Offaly vs Galway
Events and results of the past four months have ensured that whatever else happens tomorrow evening in Bord na Móna O’Connor Park, a repeat of last year’s 0-33 to 1-11 defeat is almost certainly off the table. Regardless of whatever the difference in ability might be between the hosts and the All-Ireland champions, a defeat of that magnitude tends only to happen when the losing side is in a bad place mentally, riddled with cracks that can be easily prised open when pressure is applied.
Right from the start of his reign, Kevin Martin has set about imbuing this team with a far more robust sense of self-belief and while the scars of previous seasons may yet rupture if one of the country’s top sides gets a run going, the evidence we’ve seen so far is that group won’t be rolled over easily.
It’s also true to say that while Galway are clearly in a very different place to Offaly right now, the home team do match up with the Tribesmen quite well, in that Kevin Martin has a big, powerful side that should be suited to competing with a Galway team that likes to play a simple game based around their size and skill advantage in a large number of the outfield individual battles.

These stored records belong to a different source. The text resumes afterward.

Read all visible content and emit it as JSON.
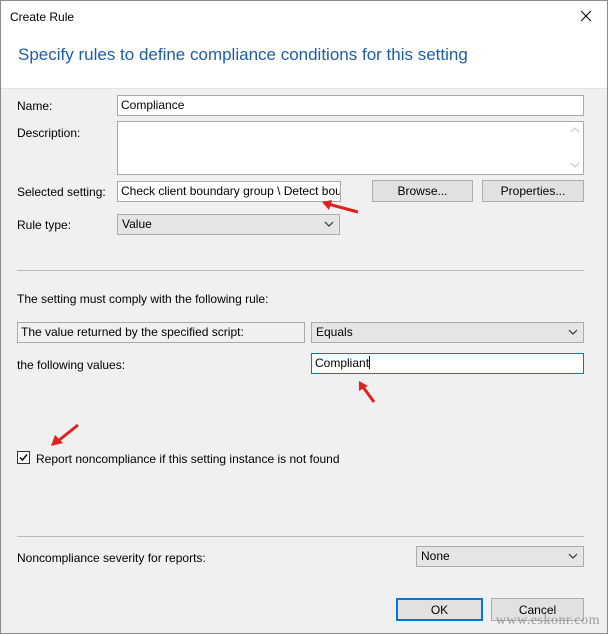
{
  "window": {
    "title": "Create Rule"
  },
  "header": {
    "heading": "Specify rules to define compliance conditions for this setting"
  },
  "form": {
    "name_label": "Name:",
    "name_value": "Compliance",
    "description_label": "Description:",
    "description_value": "",
    "selected_setting_label": "Selected setting:",
    "selected_setting_value": "Check client boundary group \\ Detect bounda",
    "browse_label": "Browse...",
    "properties_label": "Properties...",
    "rule_type_label": "Rule type:",
    "rule_type_value": "Value"
  },
  "rule": {
    "instruction": "The setting must comply with the following rule:",
    "source_label": "The value returned by the specified script:",
    "operator_value": "Equals",
    "values_label": "the following values:",
    "values_value": "Compliant",
    "report_checkbox_label": "Report noncompliance if this setting instance is not found",
    "report_checked": true
  },
  "severity": {
    "label": "Noncompliance severity for reports:",
    "value": "None"
  },
  "footer": {
    "ok_label": "OK",
    "cancel_label": "Cancel"
  },
  "watermark": "www.eskonr.com",
  "colors": {
    "heading": "#1e5da8",
    "arrow": "#e0201c",
    "focus": "#0078d7"
  }
}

Whether it’s Joseph Cooney, Conor Cooney, Jason Flynn or Joe Canning, Galway tend to back their forwards to win their own ball and to take scores without support, rather than carrying the ball in the style of a team like Wexford or Waterford. In the case of most of the Offaly backs, they’ll be happy to hurl on those terms, as they too are comfortable competing for possession and taking on a single opponent for ball after ball.
Neither are Galway built to rack up a huge total, in that they still don’t score a lot of goals. This was a widely heralded flaw of theirs in 2017, while seven green flags in six league starts would suggest that they haven’t made any huge strides in addressing those issues so far. Because of this, and because there will be a large home crowd in Tullamore that will be riled up for the game, inspiring Offaly to play their best hurling in the early exchanges, the Faithful County scoring the first goal of the game looks like a decent play.

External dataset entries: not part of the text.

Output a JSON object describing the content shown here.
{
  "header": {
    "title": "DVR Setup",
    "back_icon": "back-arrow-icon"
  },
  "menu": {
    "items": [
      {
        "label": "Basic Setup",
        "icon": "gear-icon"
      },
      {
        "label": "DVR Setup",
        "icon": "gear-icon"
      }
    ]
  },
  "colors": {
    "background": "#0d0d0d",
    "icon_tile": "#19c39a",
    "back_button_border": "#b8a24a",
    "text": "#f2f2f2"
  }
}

Wicklow vs Mayo
This is one of those games where our selection has been entirely dictated by the prices on offer. These two sides met in Ballina in the league, where Mayo won by 1-22 to 2-16. That victory was perhaps the most important result for the Connacht county in their successful campaign, and they will now hurl in Division 2A next year.
However this week’s game will be played in Aughrim, Mikey Lee will be back in action for Wicklow after missing out on the league, while Keith Higgins returns to the Mayo senior football line up, and so will be a huge miss for Mayo after he played a significant role in the full forward line for Derek Walsh’s side in the Spring. All of that would suggest that Wicklow deserve to be the favourites this week.
But 1/3 favourites, as priced up by Boylesports? That’s definitely taking things too far. There’s no doubt that Higgins is a huge player for this team, but overall, Mayo hurling is in a very decent place. Tooreen’s win in the Connacht Intermediate Club championship six months ago represented a huge step forward for the county as a whole, and there are a lot of decent, fit, mobile and skilful players in this Mayo team. In a wide open Christy Ring Cup where at least six of the eight counties involved will feel that they have a good chance of winning silverware, Mayo are arguably as well placed as any of the others. They have positive momentum on their side after enjoying a great Spring, unlike any of the other teams, and when you have a solid freetaker – and Kenny Feeney is up there with the best of them – you’ll stay in touch in games at this level. The general line is 4/7 Wicklow vs 13/8 Mayo, and even at that, we’d be tempted to say that there would be the slightest touch of value in a bet on the outsiders. At 5/2, it’s an easy call.